INPUT below:

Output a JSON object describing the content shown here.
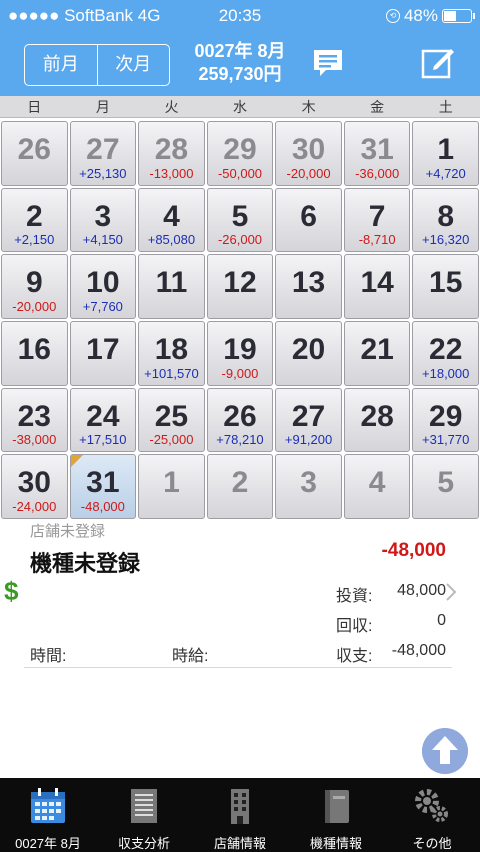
{
  "status": {
    "carrier": "●●●●● SoftBank  4G",
    "time": "20:35",
    "battery": "48%",
    "battery_level": 0.48
  },
  "header": {
    "prev_label": "前月",
    "next_label": "次月",
    "title": "0027年 8月",
    "subtitle": "259,730円"
  },
  "weekdays": [
    "日",
    "月",
    "火",
    "水",
    "木",
    "金",
    "土"
  ],
  "calendar": [
    [
      {
        "d": "26",
        "a": "",
        "g": true
      },
      {
        "d": "27",
        "a": "+25,130",
        "g": true
      },
      {
        "d": "28",
        "a": "-13,000",
        "g": true
      },
      {
        "d": "29",
        "a": "-50,000",
        "g": true
      },
      {
        "d": "30",
        "a": "-20,000",
        "g": true
      },
      {
        "d": "31",
        "a": "-36,000",
        "g": true
      },
      {
        "d": "1",
        "a": "+4,720",
        "g": false
      }
    ],
    [
      {
        "d": "2",
        "a": "+2,150",
        "g": false
      },
      {
        "d": "3",
        "a": "+4,150",
        "g": false
      },
      {
        "d": "4",
        "a": "+85,080",
        "g": false
      },
      {
        "d": "5",
        "a": "-26,000",
        "g": false
      },
      {
        "d": "6",
        "a": "",
        "g": false
      },
      {
        "d": "7",
        "a": "-8,710",
        "g": false
      },
      {
        "d": "8",
        "a": "+16,320",
        "g": false
      }
    ],
    [
      {
        "d": "9",
        "a": "-20,000",
        "g": false
      },
      {
        "d": "10",
        "a": "+7,760",
        "g": false
      },
      {
        "d": "11",
        "a": "",
        "g": false
      },
      {
        "d": "12",
        "a": "",
        "g": false
      },
      {
        "d": "13",
        "a": "",
        "g": false
      },
      {
        "d": "14",
        "a": "",
        "g": false
      },
      {
        "d": "15",
        "a": "",
        "g": false
      }
    ],
    [
      {
        "d": "16",
        "a": "",
        "g": false
      },
      {
        "d": "17",
        "a": "",
        "g": false
      },
      {
        "d": "18",
        "a": "+101,570",
        "g": false
      },
      {
        "d": "19",
        "a": "-9,000",
        "g": false
      },
      {
        "d": "20",
        "a": "",
        "g": false
      },
      {
        "d": "21",
        "a": "",
        "g": false
      },
      {
        "d": "22",
        "a": "+18,000",
        "g": false
      }
    ],
    [
      {
        "d": "23",
        "a": "-38,000",
        "g": false
      },
      {
        "d": "24",
        "a": "+17,510",
        "g": false
      },
      {
        "d": "25",
        "a": "-25,000",
        "g": false
      },
      {
        "d": "26",
        "a": "+78,210",
        "g": false
      },
      {
        "d": "27",
        "a": "+91,200",
        "g": false
      },
      {
        "d": "28",
        "a": "",
        "g": false
      },
      {
        "d": "29",
        "a": "+31,770",
        "g": false
      }
    ],
    [
      {
        "d": "30",
        "a": "-24,000",
        "g": false
      },
      {
        "d": "31",
        "a": "-48,000",
        "g": false,
        "sel": true
      },
      {
        "d": "1",
        "a": "",
        "g": true
      },
      {
        "d": "2",
        "a": "",
        "g": true
      },
      {
        "d": "3",
        "a": "",
        "g": true
      },
      {
        "d": "4",
        "a": "",
        "g": true
      },
      {
        "d": "5",
        "a": "",
        "g": true
      }
    ]
  ],
  "detail": {
    "shop": "店舗未登録",
    "machine": "機種未登録",
    "total": "-48,000",
    "invest_label": "投資:",
    "invest_value": "48,000",
    "recover_label": "回収:",
    "recover_value": "0",
    "balance_label": "収支:",
    "balance_value": "-48,000",
    "time_label": "時間:",
    "hourly_label": "時給:"
  },
  "tabs": [
    {
      "label": "0027年 8月",
      "icon": "calendar-icon"
    },
    {
      "label": "収支分析",
      "icon": "document-icon"
    },
    {
      "label": "店舗情報",
      "icon": "building-icon"
    },
    {
      "label": "機種情報",
      "icon": "book-icon"
    },
    {
      "label": "その他",
      "icon": "gears-icon"
    }
  ],
  "colors": {
    "header": "#5aa9ef",
    "positive": "#1b2fb5",
    "negative": "#d01818",
    "tabbar": "#0c0c0c",
    "accent": "#3b8be0"
  }
}
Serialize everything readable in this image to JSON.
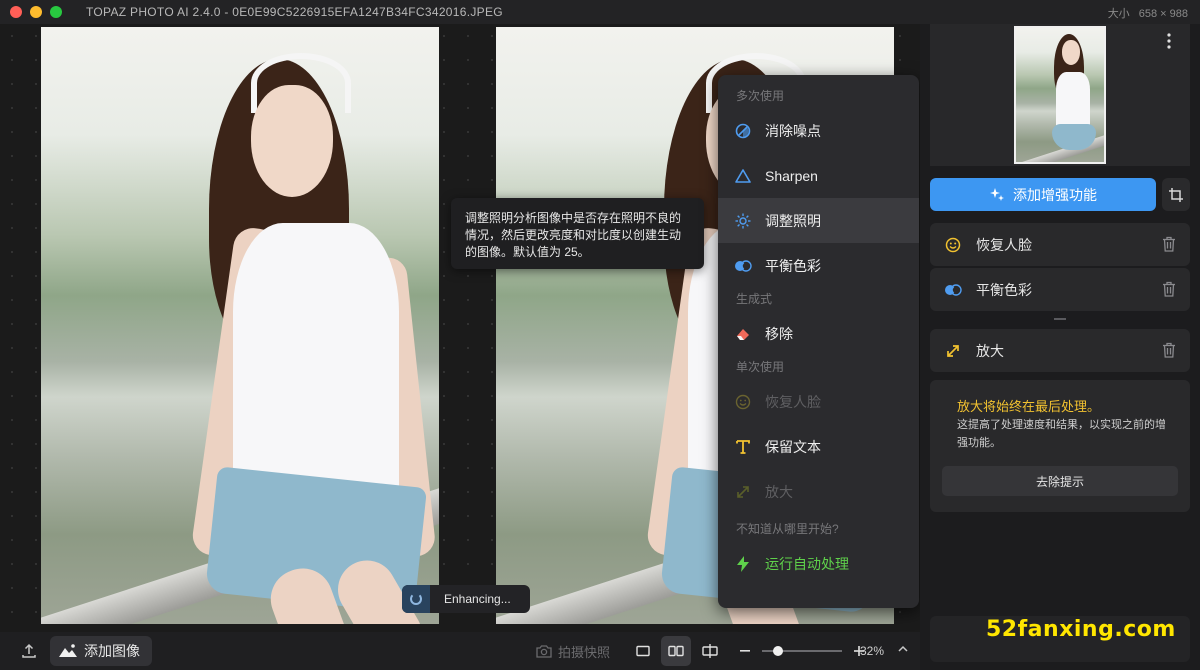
{
  "window": {
    "title": "TOPAZ PHOTO AI 2.4.0 - 0E0E99C5226915EFA1247B34FC342016.JPEG",
    "size_label": "大小",
    "size_value": "658 × 988"
  },
  "tooltip": {
    "text": "调整照明分析图像中是否存在照明不良的情况，然后更改亮度和对比度以创建生动的图像。默认值为 25。"
  },
  "menu": {
    "section_frequent": "多次使用",
    "items_frequent": [
      {
        "label": "消除噪点",
        "icon": "denoise-icon"
      },
      {
        "label": "Sharpen",
        "icon": "sharpen-triangle-icon"
      },
      {
        "label": "调整照明",
        "icon": "sun-icon"
      },
      {
        "label": "平衡色彩",
        "icon": "color-balance-icon"
      }
    ],
    "section_generative": "生成式",
    "items_generative": [
      {
        "label": "移除",
        "icon": "eraser-icon"
      }
    ],
    "section_single": "单次使用",
    "items_single": [
      {
        "label": "恢复人脸",
        "icon": "face-icon"
      },
      {
        "label": "保留文本",
        "icon": "text-icon"
      },
      {
        "label": "放大",
        "icon": "upscale-icon"
      }
    ],
    "section_start": "不知道从哪里开始?",
    "auto_label": "运行自动处理"
  },
  "status": {
    "enhancing": "Enhancing..."
  },
  "bottombar": {
    "add_image": "添加图像",
    "snapshot": "拍摄快照",
    "zoom_value": "32%",
    "zoom_fraction": 0.2
  },
  "panel": {
    "add_enhancement": "添加增强功能",
    "features": [
      {
        "label": "恢复人脸",
        "icon": "face-icon"
      },
      {
        "label": "平衡色彩",
        "icon": "color-balance-icon"
      },
      {
        "label": "放大",
        "icon": "upscale-icon"
      }
    ],
    "hint_title": "放大将始终在最后处理。",
    "hint_body": "这提高了处理速度和结果，以实现之前的增强功能。",
    "dismiss": "去除提示"
  },
  "watermark": "52fanxing.com",
  "colors": {
    "accent": "#3d97f2",
    "auto_green": "#5fd14b",
    "hint_yellow": "#f2c230",
    "watermark": "#ffe600"
  }
}
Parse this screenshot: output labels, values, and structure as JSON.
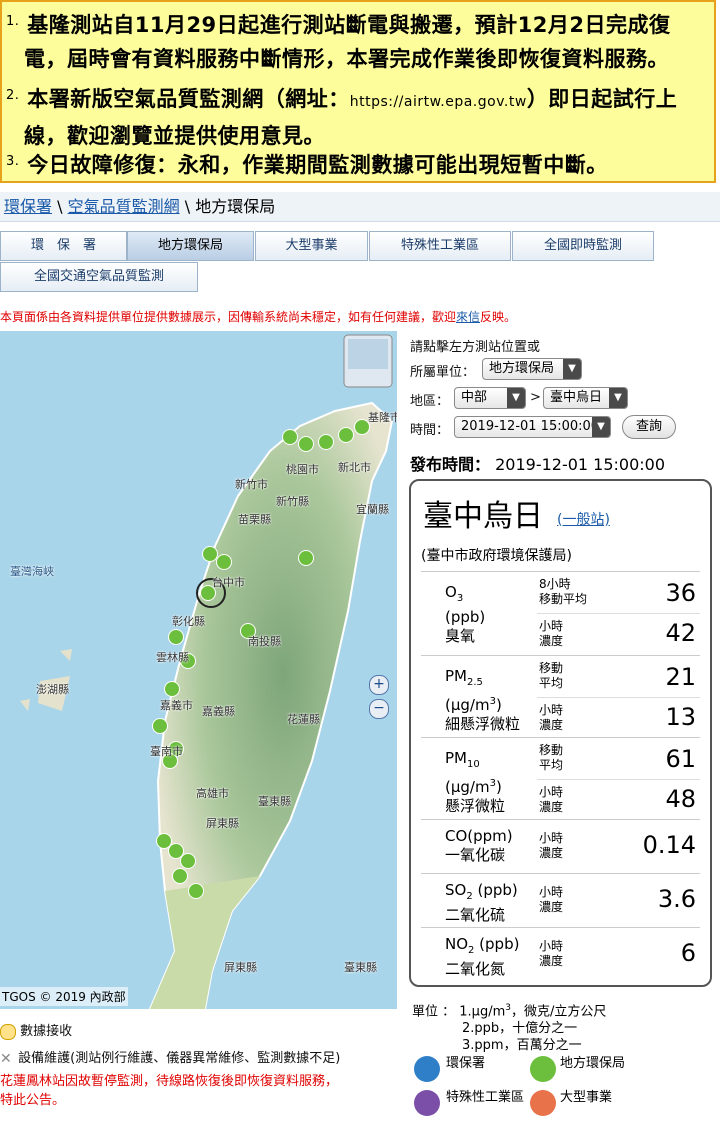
{
  "notices": [
    {
      "num": "1.",
      "line1": "基隆測站自11月29日起進行測站斷電與搬遷，預計12月2日完成復",
      "line2": "電，屆時會有資料服務中斷情形，本署完成作業後即恢復資料服務。"
    },
    {
      "num": "2.",
      "line1a": "本署新版空氣品質監測網（網址：",
      "url": "https://airtw.epa.gov.tw",
      "line1b": "）即日起試行上",
      "line2": "線，歡迎瀏覽並提供使用意見。"
    },
    {
      "num": "3.",
      "line1": "今日故障修復：永和，作業期間監測數據可能出現短暫中斷。"
    }
  ],
  "breadcrumb": {
    "item1": "環保署",
    "sep": "\\",
    "item2": "空氣品質監測網",
    "current": "地方環保局"
  },
  "tabs": [
    "環　保　署",
    "地方環保局",
    "大型事業",
    "特殊性工業區",
    "全國即時監測",
    "全國交通空氣品質監測"
  ],
  "disclaimer": {
    "text": "本頁面係由各資料提供單位提供數據展示，因傳輸系統尚未穩定，如有任何建議，歡迎",
    "link": "來信",
    "tail": "反映。"
  },
  "map": {
    "copyright": "TGOS © 2019 內政部",
    "strait": "臺灣海峽",
    "labels": [
      "基隆市",
      "桃園市",
      "新北市",
      "新竹市",
      "新竹縣",
      "宜蘭縣",
      "苗栗縣",
      "台中市",
      "彰化縣",
      "南投縣",
      "雲林縣",
      "澎湖縣",
      "嘉義市",
      "嘉義縣",
      "花蓮縣",
      "臺南市",
      "高雄市",
      "臺東縣",
      "屏東縣",
      "屏東縣",
      "臺東縣"
    ],
    "zoom_in": "+",
    "zoom_out": "−"
  },
  "map_legend": {
    "receiving": "數據接收",
    "maintenance": "設備維護(測站例行維護、儀器異常維修、監測數據不足)",
    "notice_line1": "花蓮鳳林站因故暫停監測，待線路恢復後即恢復資料服務，",
    "notice_line2": "特此公告。"
  },
  "controls": {
    "hint": "請點擊左方測站位置或",
    "unit_label": "所屬單位：",
    "unit_value": "地方環保局",
    "region_label": "地區：",
    "region_value": "中部",
    "gt": ">",
    "station_value": "臺中烏日",
    "time_label": "時間：",
    "time_value": "2019-12-01 15:00:00",
    "query_button": "查詢"
  },
  "release": {
    "label": "發布時間：",
    "value": "2019-12-01 15:00:00"
  },
  "station": {
    "name": "臺中烏日",
    "type": "(一般站)",
    "agency": "(臺中市政府環境保護局)",
    "pollutants": [
      {
        "sym": "O",
        "sub": "3",
        "unit": "(ppb)",
        "cn": "臭氧",
        "avg1": "8小時",
        "avg1b": "移動平均",
        "val1": "36",
        "avg2": "小時",
        "avg2b": "濃度",
        "val2": "42"
      },
      {
        "sym": "PM",
        "sub": "2.5",
        "unit": "(μg/m",
        "usup": "3",
        "unit_end": ")",
        "cn": "細懸浮微粒",
        "avg1": "移動",
        "avg1b": "平均",
        "val1": "21",
        "avg2": "小時",
        "avg2b": "濃度",
        "val2": "13"
      },
      {
        "sym": "PM",
        "sub": "10",
        "unit": "(μg/m",
        "usup": "3",
        "unit_end": ")",
        "cn": "懸浮微粒",
        "avg1": "移動",
        "avg1b": "平均",
        "val1": "61",
        "avg2": "小時",
        "avg2b": "濃度",
        "val2": "48"
      },
      {
        "sym": "CO(ppm)",
        "cn": "一氧化碳",
        "avg": "小時",
        "avgb": "濃度",
        "val": "0.14"
      },
      {
        "sym": "SO",
        "sub": "2",
        "symtail": " (ppb)",
        "cn": "二氧化硫",
        "avg": "小時",
        "avgb": "濃度",
        "val": "3.6"
      },
      {
        "sym": "NO",
        "sub": "2",
        "symtail": " (ppb)",
        "cn": "二氧化氮",
        "avg": "小時",
        "avgb": "濃度",
        "val": "6"
      }
    ]
  },
  "units": {
    "label": "單位 ：",
    "u1a": "1.μg/m",
    "u1sup": "3",
    "u1b": "，微克/立方公尺",
    "u2": "2.ppb，十億分之一",
    "u3": "3.ppm，百萬分之一"
  },
  "icon_legend": {
    "epa": "環保署",
    "local": "地方環保局",
    "industrial": "特殊性工業區",
    "large": "大型事業"
  },
  "colors": {
    "notice_bg": "#fdfd9b",
    "notice_border": "#e6a21b",
    "link": "#1a5aa8",
    "alert_red": "#e00000",
    "local_station": "#6cbf3c",
    "epa_station": "#2f7fc8",
    "industrial_station": "#7b4ea8",
    "large_station": "#e8734a"
  }
}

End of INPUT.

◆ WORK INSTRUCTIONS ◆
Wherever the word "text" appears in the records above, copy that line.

◆ EXERCISE ANSWER ◆
    "text": "调整照明分析图像中是否存在照明不良的情况，然后更改亮度和对比度以创建生动的图像。默认值为 25。"
        "icon": "text-icon"
    "text": "本頁面係由各資料提供單位提供數據展示，因傳輸系統尚未穩定，如有任何建議，歡迎",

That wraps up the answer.